HOW TO COMPLETE THIS TASK = Write out each record below exactly as it appears, with no pictures.

DATASET =
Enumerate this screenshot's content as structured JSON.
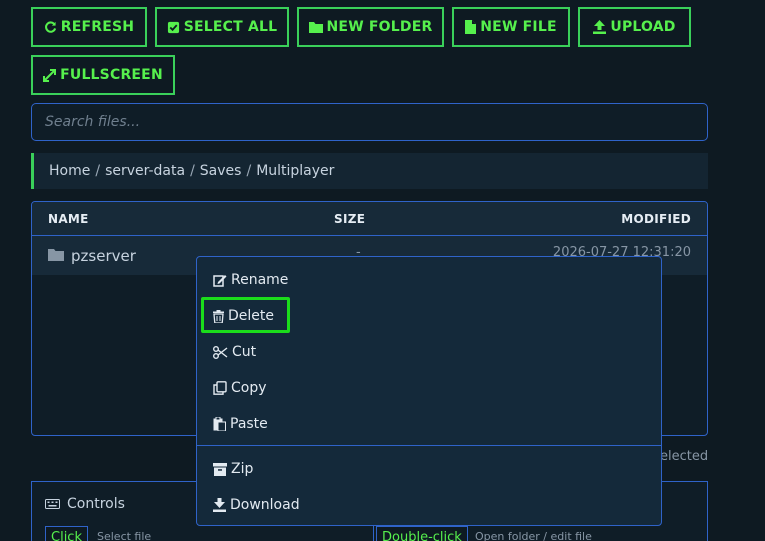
{
  "toolbar": {
    "refresh": "REFRESH",
    "select_all": "SELECT ALL",
    "new_folder": "NEW FOLDER",
    "new_file": "NEW FILE",
    "upload": "UPLOAD",
    "fullscreen": "FULLSCREEN"
  },
  "search": {
    "placeholder": "Search files..."
  },
  "breadcrumb": [
    "Home",
    "server-data",
    "Saves",
    "Multiplayer"
  ],
  "table": {
    "headers": {
      "name": "NAME",
      "size": "SIZE",
      "modified": "MODIFIED"
    },
    "rows": [
      {
        "name": "pzserver",
        "size": "-",
        "modified": "2026-07-27 12:31:20"
      }
    ]
  },
  "status": {
    "selected_text": "elected"
  },
  "controls": {
    "title": "Controls",
    "items": [
      {
        "key": "Click",
        "desc": "Select file"
      },
      {
        "key": "Double-click",
        "desc": "Open folder / edit file"
      }
    ]
  },
  "context_menu": {
    "rename": "Rename",
    "delete": "Delete",
    "cut": "Cut",
    "copy": "Copy",
    "paste": "Paste",
    "zip": "Zip",
    "download": "Download"
  },
  "colors": {
    "accent_green": "#56f04d",
    "border_blue": "#2f63c9",
    "highlight_green": "#1bdc1b"
  },
  "icons": {
    "refresh": "refresh-icon",
    "select_all": "checkbox-icon",
    "new_folder": "folder-icon",
    "new_file": "file-icon",
    "upload": "upload-icon",
    "fullscreen": "expand-icon",
    "folder_row": "folder-icon",
    "controls": "keyboard-icon",
    "rename": "edit-icon",
    "delete": "trash-icon",
    "cut": "scissors-icon",
    "copy": "copy-icon",
    "paste": "clipboard-icon",
    "zip": "archive-icon",
    "download": "download-icon"
  }
}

SOLUTION TO THIS TASK =
Enumerate this screenshot's content as structured JSON.
{
  "toolbar": {
    "refresh": "REFRESH",
    "select_all": "SELECT ALL",
    "new_folder": "NEW FOLDER",
    "new_file": "NEW FILE",
    "upload": "UPLOAD",
    "fullscreen": "FULLSCREEN"
  },
  "search": {
    "placeholder": "Search files..."
  },
  "breadcrumb": [
    "Home",
    "server-data",
    "Saves",
    "Multiplayer"
  ],
  "table": {
    "headers": {
      "name": "NAME",
      "size": "SIZE",
      "modified": "MODIFIED"
    },
    "rows": [
      {
        "name": "pzserver",
        "size": "-",
        "modified": "2026-07-27 12:31:20"
      }
    ]
  },
  "status": {
    "selected_text": "elected"
  },
  "controls": {
    "title": "Controls",
    "items": [
      {
        "key": "Click",
        "desc": "Select file"
      },
      {
        "key": "Double-click",
        "desc": "Open folder / edit file"
      }
    ]
  },
  "context_menu": {
    "rename": "Rename",
    "delete": "Delete",
    "cut": "Cut",
    "copy": "Copy",
    "paste": "Paste",
    "zip": "Zip",
    "download": "Download"
  },
  "colors": {
    "accent_green": "#56f04d",
    "border_blue": "#2f63c9",
    "highlight_green": "#1bdc1b"
  },
  "icons": {
    "refresh": "refresh-icon",
    "select_all": "checkbox-icon",
    "new_folder": "folder-icon",
    "new_file": "file-icon",
    "upload": "upload-icon",
    "fullscreen": "expand-icon",
    "folder_row": "folder-icon",
    "controls": "keyboard-icon",
    "rename": "edit-icon",
    "delete": "trash-icon",
    "cut": "scissors-icon",
    "copy": "copy-icon",
    "paste": "clipboard-icon",
    "zip": "archive-icon",
    "download": "download-icon"
  }
}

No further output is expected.